If you made a graph of American life since the end of World War II, every line concerning money and the things that money can buy would soar upward, a statistical monument to materialism. Inflation-adjusted income per American has almost tripled. The size of the typical new house has more than doubled. A two-car garage was once a goal; now we're nearly a three-car nation. Designer everything, personal electronics and other items that didn't even exist a half-century ago are now affordable. No matter how you chart the trends in earning and spending, everything is up, up, up. But if you made a chart of American happiness since the end of World War II, the lines would be as flat as a marble tabletop. In polls taken by the National Opinion Research Center in the 1950s, about one-third of Americans described themselves as "very happy." The center has conducted essentially the same poll periodically since then, and the percentage remains almost exactly the same today.
(In a December TIME poll on happiness that phrased the question differently, 17% of respondents said they were brimming with happiness "just about about all the time," and about 60% said they were frequently happy.)

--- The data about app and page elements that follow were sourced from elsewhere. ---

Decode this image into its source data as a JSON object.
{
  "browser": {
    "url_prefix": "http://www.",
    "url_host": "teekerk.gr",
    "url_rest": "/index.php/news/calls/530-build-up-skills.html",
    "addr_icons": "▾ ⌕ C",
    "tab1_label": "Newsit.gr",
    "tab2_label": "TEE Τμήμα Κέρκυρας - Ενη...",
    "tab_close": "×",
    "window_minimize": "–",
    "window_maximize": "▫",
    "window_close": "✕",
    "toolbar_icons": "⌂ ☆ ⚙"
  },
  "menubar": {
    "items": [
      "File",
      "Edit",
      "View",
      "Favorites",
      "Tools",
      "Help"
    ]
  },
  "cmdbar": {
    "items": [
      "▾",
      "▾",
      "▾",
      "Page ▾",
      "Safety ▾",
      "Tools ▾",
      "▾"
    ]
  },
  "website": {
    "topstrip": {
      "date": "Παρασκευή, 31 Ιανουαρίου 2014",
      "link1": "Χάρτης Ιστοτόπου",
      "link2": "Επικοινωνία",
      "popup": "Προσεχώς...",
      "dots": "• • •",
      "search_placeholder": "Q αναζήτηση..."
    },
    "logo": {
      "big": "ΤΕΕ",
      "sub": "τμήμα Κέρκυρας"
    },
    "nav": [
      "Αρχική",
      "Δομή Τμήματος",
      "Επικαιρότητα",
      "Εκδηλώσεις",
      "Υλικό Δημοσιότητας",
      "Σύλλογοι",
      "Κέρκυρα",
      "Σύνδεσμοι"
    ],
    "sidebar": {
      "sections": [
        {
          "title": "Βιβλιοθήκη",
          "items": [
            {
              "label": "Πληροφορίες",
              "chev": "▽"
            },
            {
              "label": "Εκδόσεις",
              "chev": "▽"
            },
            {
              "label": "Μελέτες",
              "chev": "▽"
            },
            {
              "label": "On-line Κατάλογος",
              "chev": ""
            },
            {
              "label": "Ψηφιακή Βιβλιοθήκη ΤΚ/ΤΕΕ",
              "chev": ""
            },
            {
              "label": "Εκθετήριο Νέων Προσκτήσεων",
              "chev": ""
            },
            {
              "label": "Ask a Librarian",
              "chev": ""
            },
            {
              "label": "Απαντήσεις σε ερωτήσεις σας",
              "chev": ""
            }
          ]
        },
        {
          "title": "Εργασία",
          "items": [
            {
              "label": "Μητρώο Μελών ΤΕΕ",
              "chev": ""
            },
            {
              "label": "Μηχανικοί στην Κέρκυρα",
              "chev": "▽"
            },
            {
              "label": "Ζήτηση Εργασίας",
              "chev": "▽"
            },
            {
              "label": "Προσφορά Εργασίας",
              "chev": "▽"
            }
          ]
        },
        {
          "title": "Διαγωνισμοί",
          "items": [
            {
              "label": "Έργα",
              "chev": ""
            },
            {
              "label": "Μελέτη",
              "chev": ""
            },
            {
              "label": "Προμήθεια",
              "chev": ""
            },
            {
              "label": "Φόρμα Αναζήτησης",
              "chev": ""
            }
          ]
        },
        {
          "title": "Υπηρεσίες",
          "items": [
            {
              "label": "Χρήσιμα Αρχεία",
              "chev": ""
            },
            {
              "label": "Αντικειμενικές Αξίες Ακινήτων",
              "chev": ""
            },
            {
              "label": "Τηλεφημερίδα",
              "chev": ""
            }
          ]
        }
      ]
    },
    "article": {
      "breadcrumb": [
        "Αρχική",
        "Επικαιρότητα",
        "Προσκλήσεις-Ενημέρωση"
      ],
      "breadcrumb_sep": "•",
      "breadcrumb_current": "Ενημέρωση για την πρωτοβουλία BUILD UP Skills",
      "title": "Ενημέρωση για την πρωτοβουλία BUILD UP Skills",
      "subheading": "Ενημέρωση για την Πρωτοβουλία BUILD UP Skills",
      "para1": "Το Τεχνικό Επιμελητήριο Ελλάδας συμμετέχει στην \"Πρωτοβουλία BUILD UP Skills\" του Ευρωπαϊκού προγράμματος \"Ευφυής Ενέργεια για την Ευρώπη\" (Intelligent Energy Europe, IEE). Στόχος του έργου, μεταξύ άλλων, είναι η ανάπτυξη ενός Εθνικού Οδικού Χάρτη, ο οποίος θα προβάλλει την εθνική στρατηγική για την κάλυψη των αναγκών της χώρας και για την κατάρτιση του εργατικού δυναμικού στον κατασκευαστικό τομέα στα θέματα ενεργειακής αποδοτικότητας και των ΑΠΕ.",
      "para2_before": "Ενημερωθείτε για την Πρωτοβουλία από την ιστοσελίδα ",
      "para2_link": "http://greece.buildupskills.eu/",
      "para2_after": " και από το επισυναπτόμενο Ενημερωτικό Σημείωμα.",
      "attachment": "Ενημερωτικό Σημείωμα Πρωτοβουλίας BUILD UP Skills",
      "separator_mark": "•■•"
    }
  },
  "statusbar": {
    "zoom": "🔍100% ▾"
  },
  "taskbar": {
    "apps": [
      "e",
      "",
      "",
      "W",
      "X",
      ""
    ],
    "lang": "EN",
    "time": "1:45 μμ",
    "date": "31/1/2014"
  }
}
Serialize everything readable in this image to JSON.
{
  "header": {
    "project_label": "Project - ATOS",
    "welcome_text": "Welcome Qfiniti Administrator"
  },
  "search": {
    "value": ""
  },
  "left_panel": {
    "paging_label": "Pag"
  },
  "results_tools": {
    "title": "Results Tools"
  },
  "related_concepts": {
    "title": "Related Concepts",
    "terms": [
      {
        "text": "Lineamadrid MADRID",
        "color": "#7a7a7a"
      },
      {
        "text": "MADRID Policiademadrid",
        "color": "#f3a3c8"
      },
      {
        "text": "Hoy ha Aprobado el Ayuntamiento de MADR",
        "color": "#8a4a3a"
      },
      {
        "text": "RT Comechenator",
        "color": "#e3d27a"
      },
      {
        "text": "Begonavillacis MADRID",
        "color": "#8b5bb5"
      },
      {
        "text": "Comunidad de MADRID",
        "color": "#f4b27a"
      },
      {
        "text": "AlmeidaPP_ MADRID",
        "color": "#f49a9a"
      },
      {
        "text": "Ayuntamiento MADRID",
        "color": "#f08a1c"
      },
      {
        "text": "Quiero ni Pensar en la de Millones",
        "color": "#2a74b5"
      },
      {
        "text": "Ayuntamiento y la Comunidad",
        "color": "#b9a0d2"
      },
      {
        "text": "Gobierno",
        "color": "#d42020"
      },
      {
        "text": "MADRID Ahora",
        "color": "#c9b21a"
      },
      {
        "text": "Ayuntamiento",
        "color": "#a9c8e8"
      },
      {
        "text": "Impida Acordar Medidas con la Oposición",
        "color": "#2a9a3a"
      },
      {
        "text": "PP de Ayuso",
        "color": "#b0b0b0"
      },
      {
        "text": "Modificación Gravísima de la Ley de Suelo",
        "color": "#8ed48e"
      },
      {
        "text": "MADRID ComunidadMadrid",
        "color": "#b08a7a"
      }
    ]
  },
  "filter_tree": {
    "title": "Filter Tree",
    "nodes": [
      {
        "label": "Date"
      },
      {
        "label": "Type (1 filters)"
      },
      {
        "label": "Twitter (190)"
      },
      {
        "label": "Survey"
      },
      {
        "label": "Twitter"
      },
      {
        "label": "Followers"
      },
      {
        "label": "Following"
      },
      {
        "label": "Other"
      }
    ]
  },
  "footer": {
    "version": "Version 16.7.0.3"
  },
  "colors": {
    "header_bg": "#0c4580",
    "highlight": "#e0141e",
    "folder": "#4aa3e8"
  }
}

Yet if you charted the incidence of depression since 1950, the lines suggest a growing epidemic. Depending on what assumptions are used, clinical depression is 3 to 10 times as common today than two generations ago. A recent study by Ronald Kessler of Harvard Medical School estimated that each year, 1 in 15 Americans experience an episode of major depression--meaning not just a bad day but depression so debilitating that it's hard to get out of bed. Money jangles in our wallets and purses as never before, but we are basically no happier for it, and for many, more money leads to depression. How can that be?
Of course, our grandmothers, many of whom lived through the Depression and the war, told us that money can't buy happiness. We don't act as though we listened. Millions of us spend more time and energy pursuing the things money can buy than engaging in activities that create real fulfillment in life, like cultivating friendships, helping others and developing a spiritual sense.
We say we know that money can't buy happiness. In the TIME poll, when people were asked about their major source of happiness, money ranked 14th. Still, we behave as though happiness is one wave of a credit card away. Too many Americans view expensive purchases as "shortcuts to well-being," says Martin Seligman, a psychologist at the University of Pennsylvania. But people are poor predictors of where those shortcuts will take them.
To be sure, there is ample evidence that being poor causes unhappiness. Studies by Ruut Veenhoven, a sociologist at Erasmus University in Rotterdam, show that the poor--those in Europe earning less than about $10,000 a year--are rendered unhappy by the relentless frustration and stress of poverty. But you knew that.